On our way back home, we took a detour and drove along the Blue Ridge Parkway to have lunch at Peaks of Otter. My family used to picnic here yearly, so this spot always holds a near and dear place in my heart. We had a nice lunch with music from a local singer. We decided also to stop by Apocalypse Ale Works brewery for one of our favorite post-hike things to do – beer sampling. The drive back home was rainy most of the day, but we felt like we had accomplished a lot on a dreary day.
- Distance – 6 miles
(Check out the stats from Map My Hike)*
- Elevation Change – 1438 ft.
- Difficulty – 3. This is a great moderate hike!
- Trail Conditions – 4. The trail is very pleasant to walk.

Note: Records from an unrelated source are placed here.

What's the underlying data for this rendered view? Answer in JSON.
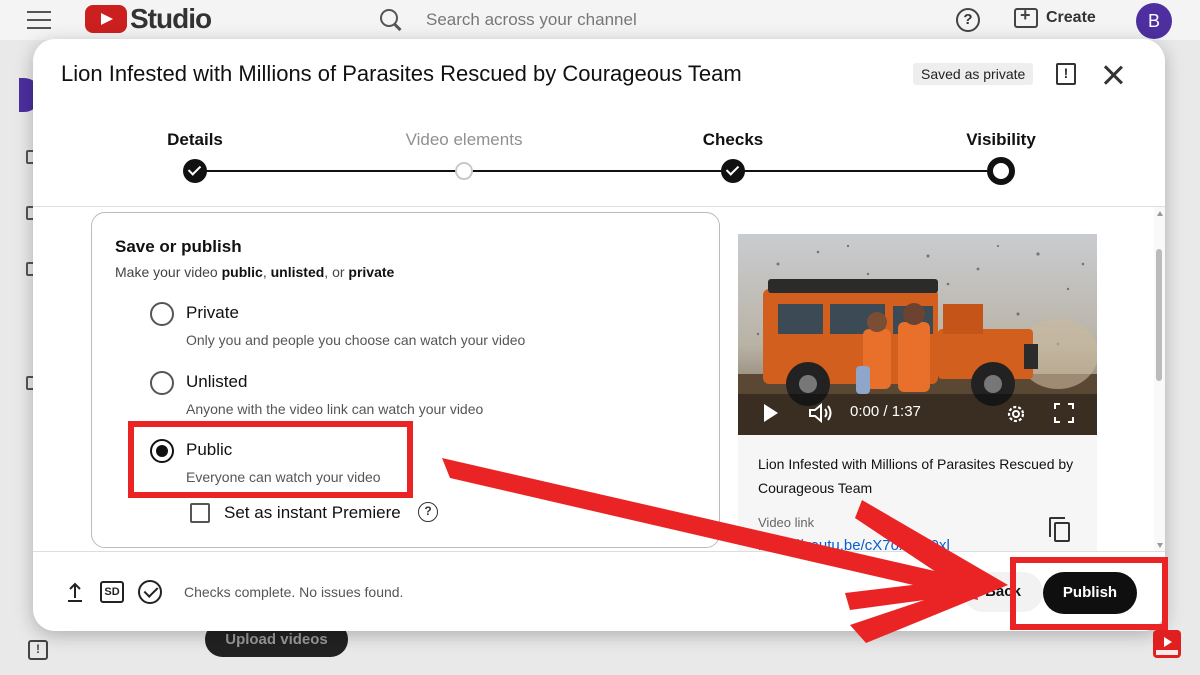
{
  "app": {
    "brand": "Studio",
    "search_placeholder": "Search across your channel",
    "help_glyph": "?",
    "create_label": "Create",
    "avatar_letter": "B",
    "upload_button": "Upload videos"
  },
  "dialog": {
    "title": "Lion Infested with Millions of Parasites Rescued by Courageous Team",
    "saved_badge": "Saved as private",
    "report_glyph": "!",
    "steps": [
      {
        "label": "Details",
        "state": "done"
      },
      {
        "label": "Video elements",
        "state": "pending"
      },
      {
        "label": "Checks",
        "state": "done"
      },
      {
        "label": "Visibility",
        "state": "current"
      }
    ],
    "publish_card": {
      "heading": "Save or publish",
      "sub_prefix": "Make your video ",
      "sub_public": "public",
      "sub_sep1": ", ",
      "sub_unlisted": "unlisted",
      "sub_sep2": ", or ",
      "sub_private": "private",
      "options": [
        {
          "label": "Private",
          "desc": "Only you and people you choose can watch your video",
          "selected": false
        },
        {
          "label": "Unlisted",
          "desc": "Anyone with the video link can watch your video",
          "selected": false
        },
        {
          "label": "Public",
          "desc": "Everyone can watch your video",
          "selected": true
        }
      ],
      "premiere_label": "Set as instant Premiere",
      "premiere_help": "?"
    },
    "preview": {
      "time": "0:00 / 1:37",
      "title": "Lion Infested with Millions of Parasites Rescued by Courageous Team",
      "link_label": "Video link",
      "link_value": "https://youtu.be/cX7oXnKi9xl"
    },
    "footer": {
      "sd_label": "SD",
      "checks_text": "Checks complete. No issues found.",
      "back_label": "Back",
      "publish_label": "Publish"
    }
  },
  "colors": {
    "accent_red": "#ea2424",
    "brand_red": "#cc1f1f",
    "link_blue": "#065fd4",
    "avatar_purple": "#4d2fa0"
  },
  "icons": [
    "hamburger-icon",
    "search-icon",
    "help-icon",
    "create-icon",
    "close-icon",
    "report-icon",
    "play-icon",
    "volume-icon",
    "settings-icon",
    "fullscreen-icon",
    "copy-icon",
    "upload-icon",
    "sd-icon",
    "check-circle-icon"
  ]
}
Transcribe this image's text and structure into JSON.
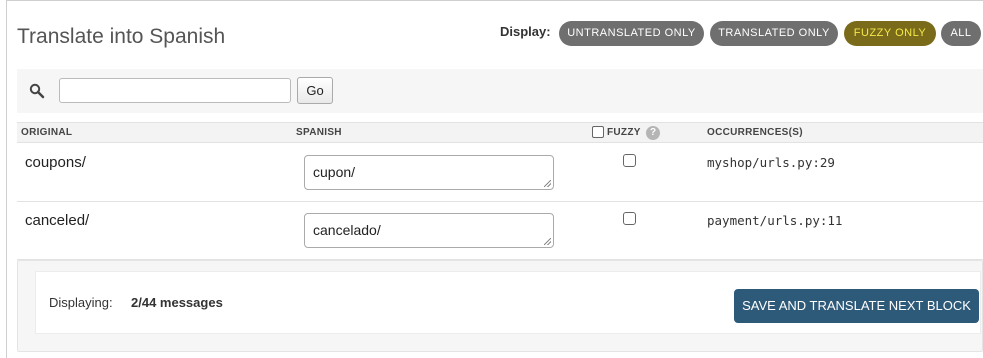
{
  "header": {
    "title": "Translate into Spanish",
    "display_label": "Display:",
    "filters": [
      {
        "label": "UNTRANSLATED ONLY",
        "active": false
      },
      {
        "label": "TRANSLATED ONLY",
        "active": false
      },
      {
        "label": "FUZZY ONLY",
        "active": true
      },
      {
        "label": "ALL",
        "active": false
      }
    ]
  },
  "search": {
    "value": "",
    "placeholder": "",
    "go_label": "Go",
    "icon": "search-icon"
  },
  "table": {
    "columns": {
      "original": "ORIGINAL",
      "spanish": "SPANISH",
      "fuzzy": "FUZZY",
      "occurrences": "OCCURRENCES(S)"
    },
    "help_symbol": "?",
    "rows": [
      {
        "original": "coupons/",
        "translation": "cupon/",
        "fuzzy": false,
        "occurrence": "myshop/urls.py:29"
      },
      {
        "original": "canceled/",
        "translation": "cancelado/",
        "fuzzy": false,
        "occurrence": "payment/urls.py:11"
      }
    ]
  },
  "footer": {
    "displaying_label": "Displaying:",
    "displaying_count": "2/44 messages",
    "save_label": "SAVE AND TRANSLATE NEXT BLOCK"
  },
  "colors": {
    "pill_bg": "#6f6f6f",
    "pill_active_bg": "#7a6b1a",
    "pill_active_text": "#f5e84a",
    "primary_button": "#2e5a79"
  }
}
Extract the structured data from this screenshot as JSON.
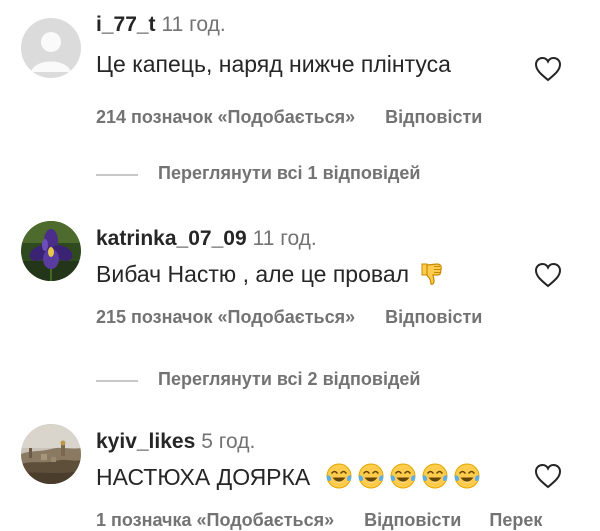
{
  "comments": [
    {
      "username": "i_77_t",
      "time": "11 год.",
      "text": "Це капець, наряд нижче плінтуса",
      "likes": "214 позначок «Подобається»",
      "reply": "Відповісти",
      "avatar": "default-avatar-icon"
    },
    {
      "username": "katrinka_07_09",
      "time": "11 год.",
      "text": "Вибач Настю , але це провал",
      "likes": "215 позначок «Подобається»",
      "reply": "Відповісти",
      "emoji": "thumbs-down-emoji",
      "avatar": "iris-flower-photo"
    },
    {
      "username": "kyiv_likes",
      "time": "5 год.",
      "text": "НАСТЮХА ДОЯРКА",
      "likes": "1 позначка «Подобається»",
      "reply": "Відповісти",
      "extra": "Перек",
      "emoji": "tears-of-joy-emoji",
      "emoji_count": 5,
      "avatar": "city-panorama-photo"
    }
  ],
  "view_replies": [
    {
      "label": "Переглянути всі 1 відповідей"
    },
    {
      "label": "Переглянути всі 2 відповідей"
    }
  ],
  "colors": {
    "primary_text": "#262626",
    "secondary_text": "#737373",
    "divider": "#c7c7c7",
    "background": "#ffffff"
  }
}
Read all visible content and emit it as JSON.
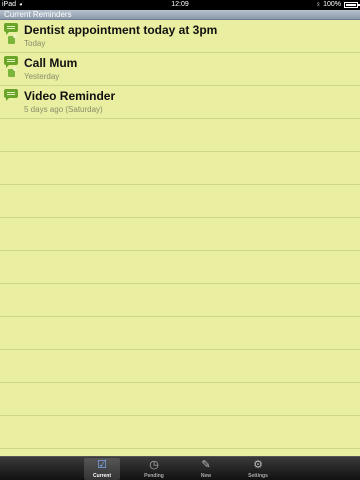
{
  "status_bar": {
    "carrier": "iPad",
    "time": "12:09",
    "battery_percent": "100%",
    "battery_level": 1.0
  },
  "header": {
    "title": "Current Reminders"
  },
  "reminders": [
    {
      "title": "Dentist appointment today at 3pm",
      "subtitle": "Today",
      "icon": "message-bubble-icon",
      "has_pin": true
    },
    {
      "title": "Call Mum",
      "subtitle": "Yesterday",
      "icon": "message-bubble-icon",
      "has_pin": true
    },
    {
      "title": "Video Reminder",
      "subtitle": "5 days ago  (Saturday)",
      "icon": "message-bubble-icon",
      "has_pin": false
    }
  ],
  "tabs": [
    {
      "label": "Current",
      "icon": "checkbox-icon",
      "active": true
    },
    {
      "label": "Pending",
      "icon": "clock-icon",
      "active": false
    },
    {
      "label": "New",
      "icon": "add-reminder-icon",
      "active": false
    },
    {
      "label": "Settings",
      "icon": "gears-icon",
      "active": false
    }
  ],
  "colors": {
    "paper": "#eaeea0",
    "rule": "#cfd68a",
    "icon_green": "#6aa52a",
    "subtitle": "#8a8c6b"
  }
}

Sturdy bridges and a wide viewing platform are available so the walk up to the falls along North Creek is pleasant and safe. There are a couple crossings on the Cornelius Creek descent that can be tricky when there has been recent rain.
- Views – 2. There is one nice view when you’re climbing the stairs after visiting Apple Orchard Falls.
- Streams/Waterfalls – 5. Spectacular – you are within view of the stream for most of the hike.
- Wildlife – 1. Too many people to see much wildlife!
- Ease to Navigate – 4. The signs make this route pretty easy to follow. There are several places where trails go in multiple directions, but this route is well marked.
- Solitude – 0. It’s supposedly the most popular hike in Jefferson National Forest. It was cool and rainy when we hiked it, so there weren’t many other day hikers. But there were 300+ racers on the trail with us.
Directions to trailhead: From I-81, take exit 168 for VA-614 toward Arcadia. Turn on to VA-614 heading east and go 3.3 miles. Turn left on to North Creek Road. Go 2.8 miles and turn right on to an unnamed road*. This road is a gravel road. Follow it for 2.2 miles until you reach the large parking lot. The trail starts left of the kiosk. Right of the kiosk, the trail going uphill is your return route. *Since this unnamed road can’t be found on GoogleMaps, I would suggest printing the trail map above to have a way to find this road.